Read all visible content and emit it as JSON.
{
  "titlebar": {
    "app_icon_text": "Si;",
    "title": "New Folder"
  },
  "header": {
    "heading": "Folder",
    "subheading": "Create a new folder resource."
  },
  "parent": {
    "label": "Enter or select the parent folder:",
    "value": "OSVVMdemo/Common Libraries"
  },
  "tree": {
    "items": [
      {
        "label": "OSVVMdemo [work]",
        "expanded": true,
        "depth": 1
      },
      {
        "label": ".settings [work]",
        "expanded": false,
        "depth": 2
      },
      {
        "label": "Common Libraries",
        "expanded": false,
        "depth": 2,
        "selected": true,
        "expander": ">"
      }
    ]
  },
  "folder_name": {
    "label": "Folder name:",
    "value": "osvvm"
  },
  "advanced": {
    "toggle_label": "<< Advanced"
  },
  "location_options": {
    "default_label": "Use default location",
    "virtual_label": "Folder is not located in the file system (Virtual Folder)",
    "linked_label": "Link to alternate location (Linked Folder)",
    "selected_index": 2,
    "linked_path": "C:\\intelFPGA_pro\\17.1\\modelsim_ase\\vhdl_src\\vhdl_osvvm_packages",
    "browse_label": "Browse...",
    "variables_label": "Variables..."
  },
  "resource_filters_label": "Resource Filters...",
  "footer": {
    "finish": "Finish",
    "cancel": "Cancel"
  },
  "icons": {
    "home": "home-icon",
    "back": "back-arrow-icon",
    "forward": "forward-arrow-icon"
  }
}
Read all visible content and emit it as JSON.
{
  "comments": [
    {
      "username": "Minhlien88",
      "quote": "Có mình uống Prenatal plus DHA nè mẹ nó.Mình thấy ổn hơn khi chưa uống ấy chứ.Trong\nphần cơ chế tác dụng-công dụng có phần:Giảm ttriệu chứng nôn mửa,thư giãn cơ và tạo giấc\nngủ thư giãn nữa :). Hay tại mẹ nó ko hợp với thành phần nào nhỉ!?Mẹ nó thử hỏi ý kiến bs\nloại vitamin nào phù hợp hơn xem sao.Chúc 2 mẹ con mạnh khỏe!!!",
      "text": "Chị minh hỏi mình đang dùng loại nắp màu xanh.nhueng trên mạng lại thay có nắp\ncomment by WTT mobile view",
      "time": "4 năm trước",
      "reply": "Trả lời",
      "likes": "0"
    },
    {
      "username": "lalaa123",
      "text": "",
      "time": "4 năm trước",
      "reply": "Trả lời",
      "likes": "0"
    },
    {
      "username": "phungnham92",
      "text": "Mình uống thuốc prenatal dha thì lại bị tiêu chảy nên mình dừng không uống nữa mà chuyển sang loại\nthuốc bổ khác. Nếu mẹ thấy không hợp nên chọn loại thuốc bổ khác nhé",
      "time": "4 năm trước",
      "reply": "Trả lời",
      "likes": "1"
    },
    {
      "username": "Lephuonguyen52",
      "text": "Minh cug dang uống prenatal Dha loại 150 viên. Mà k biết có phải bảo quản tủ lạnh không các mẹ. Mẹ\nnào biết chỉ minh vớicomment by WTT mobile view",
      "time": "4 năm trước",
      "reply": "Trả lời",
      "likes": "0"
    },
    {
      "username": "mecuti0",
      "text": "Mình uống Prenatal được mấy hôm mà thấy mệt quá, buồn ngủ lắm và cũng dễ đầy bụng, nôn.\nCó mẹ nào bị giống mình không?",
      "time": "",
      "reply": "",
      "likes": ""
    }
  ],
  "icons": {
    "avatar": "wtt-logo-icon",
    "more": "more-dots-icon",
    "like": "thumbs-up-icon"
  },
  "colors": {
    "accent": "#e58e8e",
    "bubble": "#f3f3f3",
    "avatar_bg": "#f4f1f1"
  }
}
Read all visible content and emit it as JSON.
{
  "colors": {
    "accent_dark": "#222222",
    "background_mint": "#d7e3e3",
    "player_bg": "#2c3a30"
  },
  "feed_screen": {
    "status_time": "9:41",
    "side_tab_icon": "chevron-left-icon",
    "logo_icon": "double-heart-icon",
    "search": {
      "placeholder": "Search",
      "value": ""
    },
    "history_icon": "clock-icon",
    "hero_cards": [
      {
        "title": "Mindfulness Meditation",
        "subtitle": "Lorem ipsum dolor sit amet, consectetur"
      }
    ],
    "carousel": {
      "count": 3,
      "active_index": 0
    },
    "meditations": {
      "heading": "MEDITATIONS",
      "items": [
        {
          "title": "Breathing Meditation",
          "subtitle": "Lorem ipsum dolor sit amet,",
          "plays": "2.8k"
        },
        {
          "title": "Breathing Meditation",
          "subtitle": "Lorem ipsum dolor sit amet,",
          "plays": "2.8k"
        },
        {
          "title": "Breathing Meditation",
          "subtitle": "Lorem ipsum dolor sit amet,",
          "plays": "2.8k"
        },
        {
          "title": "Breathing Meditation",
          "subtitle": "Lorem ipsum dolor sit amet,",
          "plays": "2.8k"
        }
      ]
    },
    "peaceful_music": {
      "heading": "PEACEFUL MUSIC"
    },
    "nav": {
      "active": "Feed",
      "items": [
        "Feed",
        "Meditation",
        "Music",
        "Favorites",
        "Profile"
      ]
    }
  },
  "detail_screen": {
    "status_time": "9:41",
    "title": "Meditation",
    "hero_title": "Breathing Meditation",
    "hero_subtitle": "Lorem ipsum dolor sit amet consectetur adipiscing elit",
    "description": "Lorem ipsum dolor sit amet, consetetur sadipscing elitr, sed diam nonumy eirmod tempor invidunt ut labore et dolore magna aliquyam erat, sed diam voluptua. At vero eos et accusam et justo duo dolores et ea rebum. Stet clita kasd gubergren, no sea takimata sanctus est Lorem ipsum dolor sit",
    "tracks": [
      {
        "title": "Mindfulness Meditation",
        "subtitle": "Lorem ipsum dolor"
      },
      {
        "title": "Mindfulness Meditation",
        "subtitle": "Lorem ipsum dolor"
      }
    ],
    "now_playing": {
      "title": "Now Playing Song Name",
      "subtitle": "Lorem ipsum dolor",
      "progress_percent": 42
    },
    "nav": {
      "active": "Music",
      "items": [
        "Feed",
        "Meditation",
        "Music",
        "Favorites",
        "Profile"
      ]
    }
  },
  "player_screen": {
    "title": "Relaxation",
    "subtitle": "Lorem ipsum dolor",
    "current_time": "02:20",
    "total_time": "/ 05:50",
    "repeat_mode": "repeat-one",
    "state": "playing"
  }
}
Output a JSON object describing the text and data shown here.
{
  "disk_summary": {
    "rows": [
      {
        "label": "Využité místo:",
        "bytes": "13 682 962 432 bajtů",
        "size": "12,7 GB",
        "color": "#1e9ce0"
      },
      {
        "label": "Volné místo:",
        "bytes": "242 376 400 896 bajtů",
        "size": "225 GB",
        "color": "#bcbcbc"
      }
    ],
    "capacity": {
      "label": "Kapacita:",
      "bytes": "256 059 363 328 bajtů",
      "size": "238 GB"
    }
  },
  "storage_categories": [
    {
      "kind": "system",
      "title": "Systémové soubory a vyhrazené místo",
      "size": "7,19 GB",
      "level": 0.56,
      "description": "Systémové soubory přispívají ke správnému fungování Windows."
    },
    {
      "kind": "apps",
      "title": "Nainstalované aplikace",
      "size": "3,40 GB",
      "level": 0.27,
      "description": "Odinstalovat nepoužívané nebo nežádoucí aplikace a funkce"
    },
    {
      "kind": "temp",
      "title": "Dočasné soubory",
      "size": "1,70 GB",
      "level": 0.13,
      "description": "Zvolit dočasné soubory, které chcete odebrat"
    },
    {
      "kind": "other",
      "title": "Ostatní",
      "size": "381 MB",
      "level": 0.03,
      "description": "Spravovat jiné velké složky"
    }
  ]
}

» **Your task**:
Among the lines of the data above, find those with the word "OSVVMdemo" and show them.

» **Task solution**:
    "value": "OSVVMdemo/Common Libraries"
        "label": "OSVVMdemo [work]",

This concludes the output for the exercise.